Generally speaking, rotisserie style pools are a little more complex and subject to more strategy, beginning with draft day. Rotisserie drafts are set up to give everyone an equal footing by assigning an equal amount of fantasy dollars for each club to build there own roster as they see fit. Each team is eligible to bid on any player in the pool of talent, provided that the prospective owner has a roster spot for the given player. This draft will take a bit long than a simpler rotating draft and this is directly related to the way an NHL player becomes part of a fantasy roster. The draft deigns as an eligible NHL player is put up for bid by one of the fantasy pool owners. Each team owner is then allowed to bid on the available player in the form of a rotating call to action. Owners may proceed to bump up a player's value or opt out of the bidding process until one owner, making the highest bid, may lay claim to that player.
Upon completion of the draft, owners set up their rosters for play, where points are accumulated over the whole season. In rotisserie formats, fantasy teams compete for the ranking over a range of categories, relating to ongoing statistical production, which will accumulate throughout the season. Strength in each category is measured by rank in that space, where measured against all other fantasy teams. This is not impacted by the margin over competitors at all. First place in any category is given a point total equal to the number of teams in your pool, second place gets one less, and so on, until the last place team in a category receives one point. The champion of a rotisserie pool format is that team which accumulates the highest total number of these ranking points. Second place goes the club accumulating the second-highest ranking points and so on for the rest of the teams.

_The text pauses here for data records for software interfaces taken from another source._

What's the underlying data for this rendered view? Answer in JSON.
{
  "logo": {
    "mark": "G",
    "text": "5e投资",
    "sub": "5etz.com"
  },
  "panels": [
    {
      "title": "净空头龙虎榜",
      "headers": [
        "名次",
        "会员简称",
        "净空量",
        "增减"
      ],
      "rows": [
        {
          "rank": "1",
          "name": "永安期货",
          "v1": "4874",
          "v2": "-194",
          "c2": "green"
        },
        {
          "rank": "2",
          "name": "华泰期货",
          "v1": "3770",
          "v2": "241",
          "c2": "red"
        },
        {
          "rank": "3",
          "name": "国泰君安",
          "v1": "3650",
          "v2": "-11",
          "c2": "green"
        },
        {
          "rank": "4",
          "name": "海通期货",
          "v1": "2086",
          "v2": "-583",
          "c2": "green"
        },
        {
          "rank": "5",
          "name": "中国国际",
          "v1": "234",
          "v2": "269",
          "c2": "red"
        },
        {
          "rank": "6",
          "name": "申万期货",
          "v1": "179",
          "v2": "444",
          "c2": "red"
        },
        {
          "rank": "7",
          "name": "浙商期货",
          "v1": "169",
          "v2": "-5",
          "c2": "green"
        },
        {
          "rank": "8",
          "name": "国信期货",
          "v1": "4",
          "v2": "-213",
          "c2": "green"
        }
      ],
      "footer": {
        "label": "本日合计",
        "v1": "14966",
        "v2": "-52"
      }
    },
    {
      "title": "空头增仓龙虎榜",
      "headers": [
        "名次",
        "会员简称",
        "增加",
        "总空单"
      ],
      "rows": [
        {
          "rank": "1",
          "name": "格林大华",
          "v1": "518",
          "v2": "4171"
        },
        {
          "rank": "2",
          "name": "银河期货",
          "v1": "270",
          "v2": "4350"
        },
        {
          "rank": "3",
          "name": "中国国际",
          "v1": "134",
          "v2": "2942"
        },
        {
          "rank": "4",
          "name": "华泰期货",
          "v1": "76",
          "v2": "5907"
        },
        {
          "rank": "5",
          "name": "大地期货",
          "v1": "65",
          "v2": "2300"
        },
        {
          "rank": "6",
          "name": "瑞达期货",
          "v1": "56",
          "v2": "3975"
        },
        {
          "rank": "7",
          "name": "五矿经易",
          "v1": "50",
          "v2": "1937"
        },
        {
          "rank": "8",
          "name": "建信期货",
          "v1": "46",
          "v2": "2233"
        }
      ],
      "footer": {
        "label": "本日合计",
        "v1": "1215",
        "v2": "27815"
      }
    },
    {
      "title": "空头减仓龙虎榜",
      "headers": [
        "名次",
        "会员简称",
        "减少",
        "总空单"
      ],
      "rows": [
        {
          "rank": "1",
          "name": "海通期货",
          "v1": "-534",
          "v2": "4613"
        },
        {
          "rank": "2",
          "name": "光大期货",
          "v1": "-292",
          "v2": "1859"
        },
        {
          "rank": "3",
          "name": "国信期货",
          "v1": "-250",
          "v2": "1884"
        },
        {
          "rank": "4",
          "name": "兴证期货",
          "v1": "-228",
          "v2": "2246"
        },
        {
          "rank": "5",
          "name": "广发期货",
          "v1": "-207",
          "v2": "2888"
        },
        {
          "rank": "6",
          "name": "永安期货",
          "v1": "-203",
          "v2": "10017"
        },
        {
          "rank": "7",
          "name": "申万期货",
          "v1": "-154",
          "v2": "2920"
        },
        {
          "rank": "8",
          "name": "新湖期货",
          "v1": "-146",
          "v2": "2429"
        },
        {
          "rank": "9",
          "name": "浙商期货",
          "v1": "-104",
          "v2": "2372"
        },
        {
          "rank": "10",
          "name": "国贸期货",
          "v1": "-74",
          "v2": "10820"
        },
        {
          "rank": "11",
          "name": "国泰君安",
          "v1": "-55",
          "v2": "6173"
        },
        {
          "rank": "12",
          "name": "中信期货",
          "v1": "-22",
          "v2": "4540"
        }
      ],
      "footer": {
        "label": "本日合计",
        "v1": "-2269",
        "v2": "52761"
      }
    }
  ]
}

The fantasy sports environment has made an industry out of the magazines, which purport to give you the "edge" and yet, they cannot account for injury, suspension or demotion of the real players. There is a high value placed on luck, no matter how much or how little effort you put into playing these pools, but they certainly help you hold on to a season-long level of interest, even though your favorite NHL team has a bad year. You can still take an interest in managing and tracking your fantasy team's progress on a nightly basis. That's the real beauty within both of these formats. There's always tomorrow to look forward to, regardless of how things played out today.
Ah yes, it is that time of year where every fantasy owner should start to do their preparation, study the online or magazine guides, noting offseason player movement, injury or contract status. I can't wait for the games, real and fantasy, to begin. How about you?